Contrary to the propaganda of the industry and the Australian government -- with the latter entity funneling $143,000 to lobbyists for this maneuver to keep the kangaroo parts market in California open -- the mass slaughter of kangaroos in Australia is neither sustainable nor humane. Commercial shooters kill millions of kangaroos each year in what is the largest land-based commercial slaughter of wildlife in the world. As a very slow-growing and slow-breeding species, kangaroos are at significant risk of local and regional decline if commercial hunting continues at its current pace. In the Australian states of Queensland and Western Australia in particular, population surveys conducted in 2014 show dramatic declines in kangaroo populations of around 50 percent across all areas surveyed.

The Australian National Code of Practice advises that hunters shoot kangaroos through the brain to ensure immediate death, but because heads are removed before reaching the processor, there is no accurate confirmation. Low visibility at night often results in kangaroos being shot in their body or neck and left to die slowly and painfully or destroyed, since their pelt has been blemished by the body shot. The killing is almost entirely unmonitored. Last week, 70 scientists, academics, and public figures from Australia signed a letter identifying serious conservation, animal welfare, and human health concerns with the slaughter of kangaroos which, they said, is "putting at high risk both kangaroo populations and people's health, and causes profound suffering to the kangaroos, particularly the dependent young."
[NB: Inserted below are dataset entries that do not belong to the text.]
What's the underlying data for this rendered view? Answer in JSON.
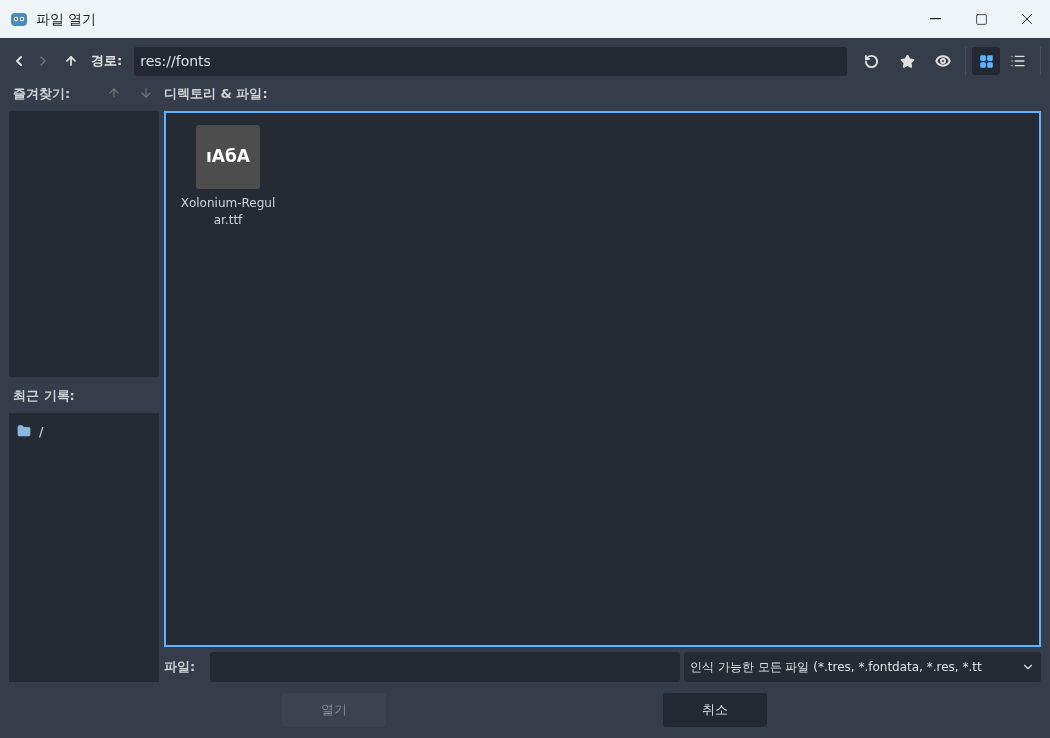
{
  "window": {
    "title": "파일 열기"
  },
  "toolbar": {
    "back_disabled": false,
    "forward_disabled": true,
    "path_label": "경로:",
    "path_value": "res://fonts",
    "view_modes": [
      {
        "kind": "grid",
        "selected": true
      },
      {
        "kind": "list",
        "selected": false
      }
    ]
  },
  "favorites": {
    "label": "즐겨찾기:"
  },
  "recent": {
    "label": "최근 기록:",
    "items": [
      {
        "name": "/"
      }
    ]
  },
  "files": {
    "label": "디렉토리 & 파일:",
    "items": [
      {
        "name": "Xolonium-Regular.ttf",
        "preview": "ıАбА"
      }
    ]
  },
  "file_field": {
    "label": "파일:"
  },
  "filter": {
    "value": "인식 가능한 모든 파일 (*.tres, *.fontdata, *.res, *.tt"
  },
  "buttons": [
    {
      "label": "열기",
      "disabled": true
    },
    {
      "label": "취소",
      "disabled": false
    }
  ]
}
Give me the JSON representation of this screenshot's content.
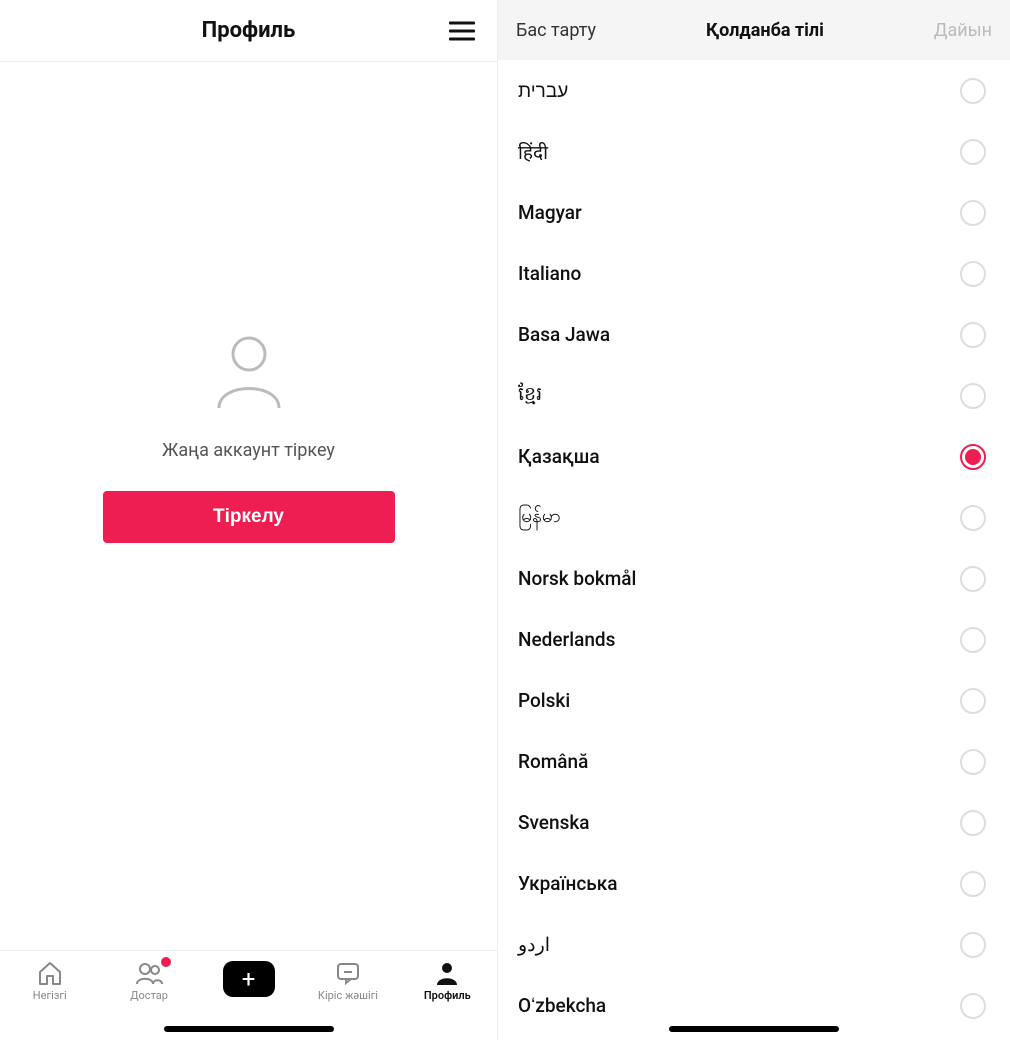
{
  "left": {
    "header_title": "Профиль",
    "signup_prompt": "Жаңа аккаунт тіркеу",
    "signup_button": "Тіркелу",
    "tabs": [
      {
        "id": "home",
        "label": "Негізгі",
        "active": false,
        "badge": false
      },
      {
        "id": "friends",
        "label": "Достар",
        "active": false,
        "badge": true
      },
      {
        "id": "create",
        "label": "",
        "active": false,
        "badge": false
      },
      {
        "id": "inbox",
        "label": "Кіріс жәшігі",
        "active": false,
        "badge": false
      },
      {
        "id": "profile",
        "label": "Профиль",
        "active": true,
        "badge": false
      }
    ]
  },
  "right": {
    "cancel": "Бас тарту",
    "title": "Қолданба тілі",
    "done": "Дайын",
    "languages": [
      {
        "label": "עברית",
        "selected": false
      },
      {
        "label": "हिंदी",
        "selected": false
      },
      {
        "label": "Magyar",
        "selected": false
      },
      {
        "label": "Italiano",
        "selected": false
      },
      {
        "label": "Basa Jawa",
        "selected": false
      },
      {
        "label": "ខ្មែរ",
        "selected": false
      },
      {
        "label": "Қазақша",
        "selected": true
      },
      {
        "label": "မြန်မာ",
        "selected": false
      },
      {
        "label": "Norsk bokmål",
        "selected": false
      },
      {
        "label": "Nederlands",
        "selected": false
      },
      {
        "label": "Polski",
        "selected": false
      },
      {
        "label": "Română",
        "selected": false
      },
      {
        "label": "Svenska",
        "selected": false
      },
      {
        "label": "Українська",
        "selected": false
      },
      {
        "label": "اردو",
        "selected": false
      },
      {
        "label": "Oʻzbekcha",
        "selected": false
      }
    ]
  }
}
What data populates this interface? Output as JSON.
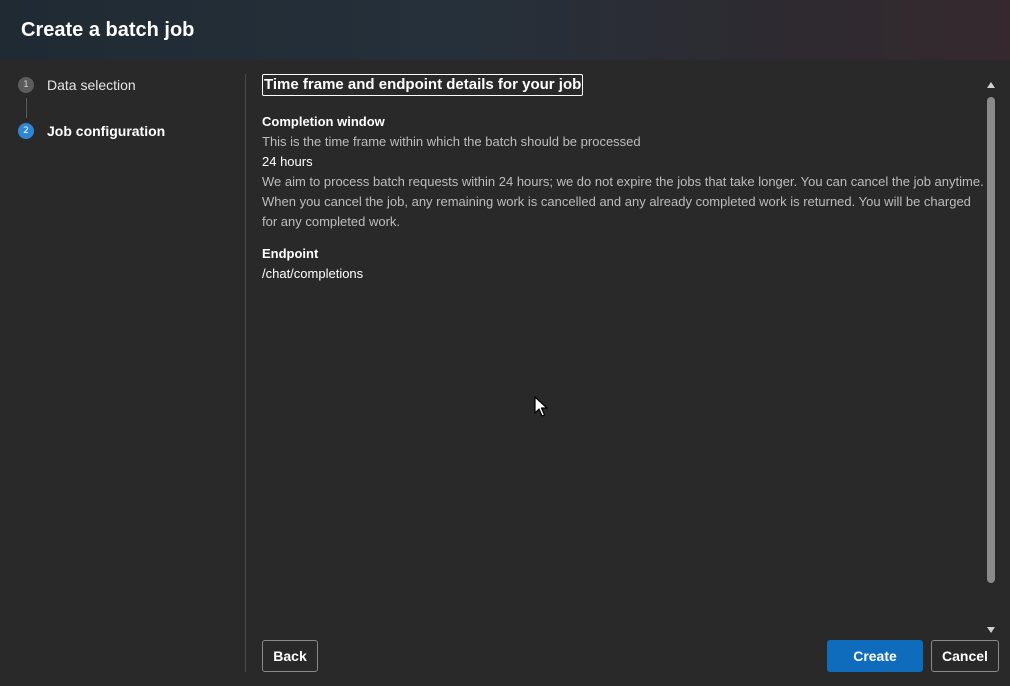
{
  "dialog": {
    "title": "Create a batch job"
  },
  "steps": [
    {
      "number": "1",
      "label": "Data selection",
      "state": "completed"
    },
    {
      "number": "2",
      "label": "Job configuration",
      "state": "active"
    }
  ],
  "content": {
    "section_title": "Time frame and endpoint details for your job",
    "completion_window": {
      "label": "Completion window",
      "description": "This is the time frame within which the batch should be processed",
      "value": "24 hours",
      "note": "We aim to process batch requests within 24 hours; we do not expire the jobs that take longer. You can cancel the job anytime. When you cancel the job, any remaining work is cancelled and any already completed work is returned. You will be charged for any completed work."
    },
    "endpoint": {
      "label": "Endpoint",
      "value": "/chat/completions"
    }
  },
  "footer": {
    "back_label": "Back",
    "create_label": "Create",
    "cancel_label": "Cancel"
  },
  "colors": {
    "background": "#292929",
    "primary": "#0f6cbd",
    "active_step": "#2f86d6"
  },
  "icons": {
    "cursor": "mouse-pointer-icon",
    "scroll_up": "scroll-up-arrow-icon",
    "scroll_down": "scroll-down-arrow-icon"
  }
}
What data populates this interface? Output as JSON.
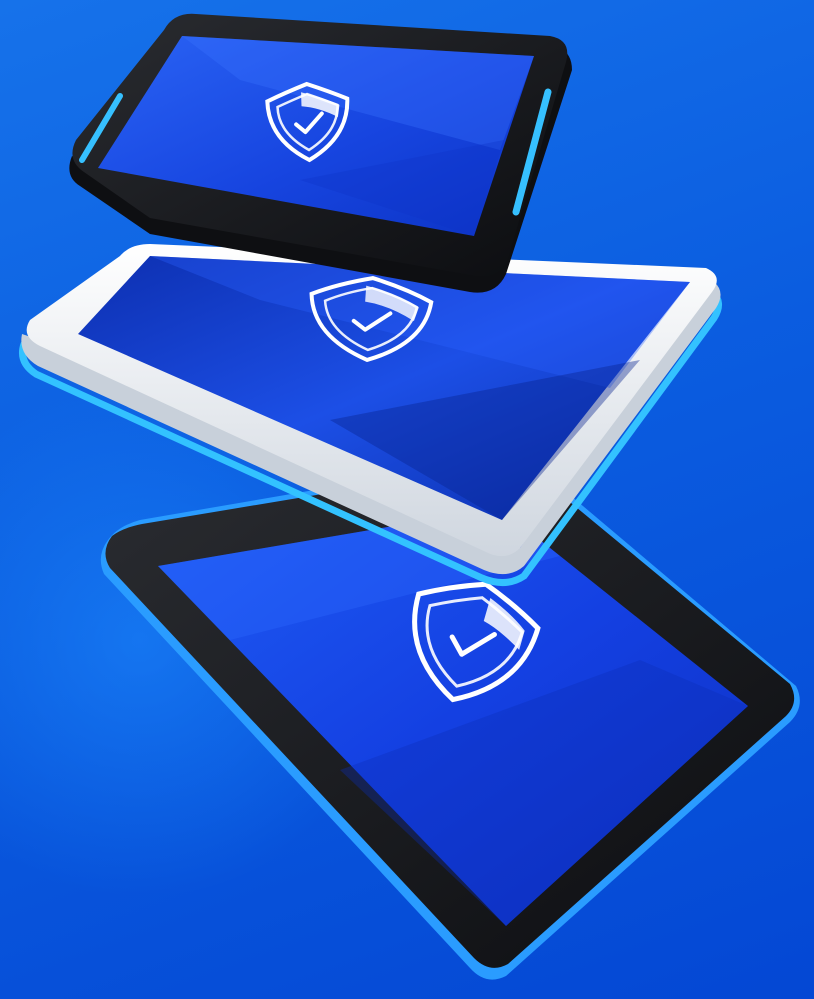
{
  "scene": {
    "description_free": true,
    "colors": {
      "background_top": "#1672ea",
      "background_bottom": "#0447d4",
      "screen_light": "#1f56f0",
      "screen_dark": "#0a2fb8",
      "bezel_black": "#141518",
      "bezel_white": "#e9edf2",
      "led_accent": "#2fb8ff",
      "shield_stroke": "#ffffff"
    },
    "devices": [
      {
        "name": "top-tablet",
        "bezel": "black",
        "icon": "shield-check-icon"
      },
      {
        "name": "middle-tablet",
        "bezel": "white",
        "icon": "shield-check-icon"
      },
      {
        "name": "bottom-tablet",
        "bezel": "black",
        "icon": "shield-check-icon"
      }
    ]
  }
}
Baby kangaroos, known as joeys, fall victim to the inhumane hunting practices at an alarming rate. When any female kangaroo with a joey in her pouch or nearby is killed, the hunter is advised to bludgeon the joey to death or decapitate it. In 2014, hunters killed more than 130,000 females, resulting in the orphaning and killing of tens of thousands of joeys.

In 1970, then California Governor Ronald Reagan banned the trade in kangaroo skin products. The California Supreme Court later unanimously upheld the law. But in 2007 the original California prohibition on the sale of kangaroo products became subject to a three-year exemption after intense lobbying by Adidas, the Australian government, and the kangaroo meat and skin industry. Additional efforts by the industry achieved a second extension on the exemption from the ban in 2010, this time with a five-year sunset clause which ends in 2015. Without legislation this year to extend the exemption or repeal the prohibition, come January 1, 2016, it will once again be illegal to trade in kangaroo products in California. This has led to the last-minute lobbying and now this bill from Gipson.

If you live in California, please contact your state lawmakers and tell them to reject this sweetheart deal for a foreign industry and a foreign government. When you have foreign governments at work to influence U.S. policy, there is a special duty for transparency. But maybe even these officials know that once lawmakers and average citizens in the state get a look at the sordid details, they wouldn't much like what they see. That's probably why they are trying this stealth move so late in the game.

This article first appeared on Wayne Pacelle's blog, A Humane Nation.